:: About this task ::
Line by line, return the data exactly as shown.

[Dataset rows describing interfaces]
*** Block opens ***

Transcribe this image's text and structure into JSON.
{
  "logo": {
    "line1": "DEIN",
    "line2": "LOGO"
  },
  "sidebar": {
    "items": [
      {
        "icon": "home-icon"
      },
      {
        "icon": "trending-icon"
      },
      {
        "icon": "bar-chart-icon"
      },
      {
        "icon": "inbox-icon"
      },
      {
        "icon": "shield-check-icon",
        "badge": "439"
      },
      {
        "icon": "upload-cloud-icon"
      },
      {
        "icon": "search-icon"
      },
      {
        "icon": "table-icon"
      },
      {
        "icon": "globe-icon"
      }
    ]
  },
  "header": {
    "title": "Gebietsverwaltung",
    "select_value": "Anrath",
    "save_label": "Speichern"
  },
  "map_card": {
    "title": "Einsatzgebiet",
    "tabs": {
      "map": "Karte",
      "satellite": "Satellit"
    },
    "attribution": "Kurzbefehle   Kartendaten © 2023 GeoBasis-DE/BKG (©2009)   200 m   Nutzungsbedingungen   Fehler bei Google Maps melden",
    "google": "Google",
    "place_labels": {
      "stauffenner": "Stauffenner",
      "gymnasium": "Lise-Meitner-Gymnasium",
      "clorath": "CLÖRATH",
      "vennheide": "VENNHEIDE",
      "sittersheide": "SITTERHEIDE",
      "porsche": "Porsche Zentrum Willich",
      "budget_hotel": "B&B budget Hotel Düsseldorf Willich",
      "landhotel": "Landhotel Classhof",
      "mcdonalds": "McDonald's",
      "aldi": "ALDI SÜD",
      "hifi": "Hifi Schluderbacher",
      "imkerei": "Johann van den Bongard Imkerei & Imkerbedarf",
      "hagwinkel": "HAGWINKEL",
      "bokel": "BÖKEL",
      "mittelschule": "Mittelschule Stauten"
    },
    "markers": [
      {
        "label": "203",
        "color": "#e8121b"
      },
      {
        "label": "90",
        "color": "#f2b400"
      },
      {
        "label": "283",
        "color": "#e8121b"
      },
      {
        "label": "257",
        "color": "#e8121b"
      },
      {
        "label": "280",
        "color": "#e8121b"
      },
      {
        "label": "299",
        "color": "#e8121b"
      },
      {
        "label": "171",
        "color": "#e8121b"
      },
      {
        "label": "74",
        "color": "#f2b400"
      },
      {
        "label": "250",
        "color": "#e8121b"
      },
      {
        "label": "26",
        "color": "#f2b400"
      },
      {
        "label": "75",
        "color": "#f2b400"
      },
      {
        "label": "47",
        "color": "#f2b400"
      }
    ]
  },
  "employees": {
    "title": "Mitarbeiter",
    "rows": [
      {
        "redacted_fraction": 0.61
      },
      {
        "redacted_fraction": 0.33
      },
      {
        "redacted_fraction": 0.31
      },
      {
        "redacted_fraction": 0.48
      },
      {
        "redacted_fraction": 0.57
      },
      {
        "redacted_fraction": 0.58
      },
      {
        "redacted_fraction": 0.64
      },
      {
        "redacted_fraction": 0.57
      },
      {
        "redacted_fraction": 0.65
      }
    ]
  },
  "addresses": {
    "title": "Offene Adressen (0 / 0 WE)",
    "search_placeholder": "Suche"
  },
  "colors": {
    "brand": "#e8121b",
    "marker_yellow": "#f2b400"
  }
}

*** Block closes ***

:: Reply ::
Transcribe this image's text and structure into JSON.
{
  "logo": {
    "line1": "DEIN",
    "line2": "LOGO"
  },
  "sidebar": {
    "items": [
      {
        "icon": "home-icon"
      },
      {
        "icon": "trending-icon"
      },
      {
        "icon": "bar-chart-icon"
      },
      {
        "icon": "inbox-icon"
      },
      {
        "icon": "shield-check-icon",
        "badge": "439"
      },
      {
        "icon": "upload-cloud-icon"
      },
      {
        "icon": "search-icon"
      },
      {
        "icon": "table-icon"
      },
      {
        "icon": "globe-icon"
      }
    ]
  },
  "header": {
    "title": "Gebietsverwaltung",
    "select_value": "Anrath",
    "save_label": "Speichern"
  },
  "map_card": {
    "title": "Einsatzgebiet",
    "tabs": {
      "map": "Karte",
      "satellite": "Satellit"
    },
    "attribution": "Kurzbefehle   Kartendaten © 2023 GeoBasis-DE/BKG (©2009)   200 m   Nutzungsbedingungen   Fehler bei Google Maps melden",
    "google": "Google",
    "place_labels": {
      "stauffenner": "Stauffenner",
      "gymnasium": "Lise-Meitner-Gymnasium",
      "clorath": "CLÖRATH",
      "vennheide": "VENNHEIDE",
      "sittersheide": "SITTERHEIDE",
      "porsche": "Porsche Zentrum Willich",
      "budget_hotel": "B&B budget Hotel Düsseldorf Willich",
      "landhotel": "Landhotel Classhof",
      "mcdonalds": "McDonald's",
      "aldi": "ALDI SÜD",
      "hifi": "Hifi Schluderbacher",
      "imkerei": "Johann van den Bongard Imkerei & Imkerbedarf",
      "hagwinkel": "HAGWINKEL",
      "bokel": "BÖKEL",
      "mittelschule": "Mittelschule Stauten"
    },
    "markers": [
      {
        "label": "203",
        "color": "#e8121b"
      },
      {
        "label": "90",
        "color": "#f2b400"
      },
      {
        "label": "283",
        "color": "#e8121b"
      },
      {
        "label": "257",
        "color": "#e8121b"
      },
      {
        "label": "280",
        "color": "#e8121b"
      },
      {
        "label": "299",
        "color": "#e8121b"
      },
      {
        "label": "171",
        "color": "#e8121b"
      },
      {
        "label": "74",
        "color": "#f2b400"
      },
      {
        "label": "250",
        "color": "#e8121b"
      },
      {
        "label": "26",
        "color": "#f2b400"
      },
      {
        "label": "75",
        "color": "#f2b400"
      },
      {
        "label": "47",
        "color": "#f2b400"
      }
    ]
  },
  "employees": {
    "title": "Mitarbeiter",
    "rows": [
      {
        "redacted_fraction": 0.61
      },
      {
        "redacted_fraction": 0.33
      },
      {
        "redacted_fraction": 0.31
      },
      {
        "redacted_fraction": 0.48
      },
      {
        "redacted_fraction": 0.57
      },
      {
        "redacted_fraction": 0.58
      },
      {
        "redacted_fraction": 0.64
      },
      {
        "redacted_fraction": 0.57
      },
      {
        "redacted_fraction": 0.65
      }
    ]
  },
  "addresses": {
    "title": "Offene Adressen (0 / 0 WE)",
    "search_placeholder": "Suche"
  },
  "colors": {
    "brand": "#e8121b",
    "marker_yellow": "#f2b400"
  }
}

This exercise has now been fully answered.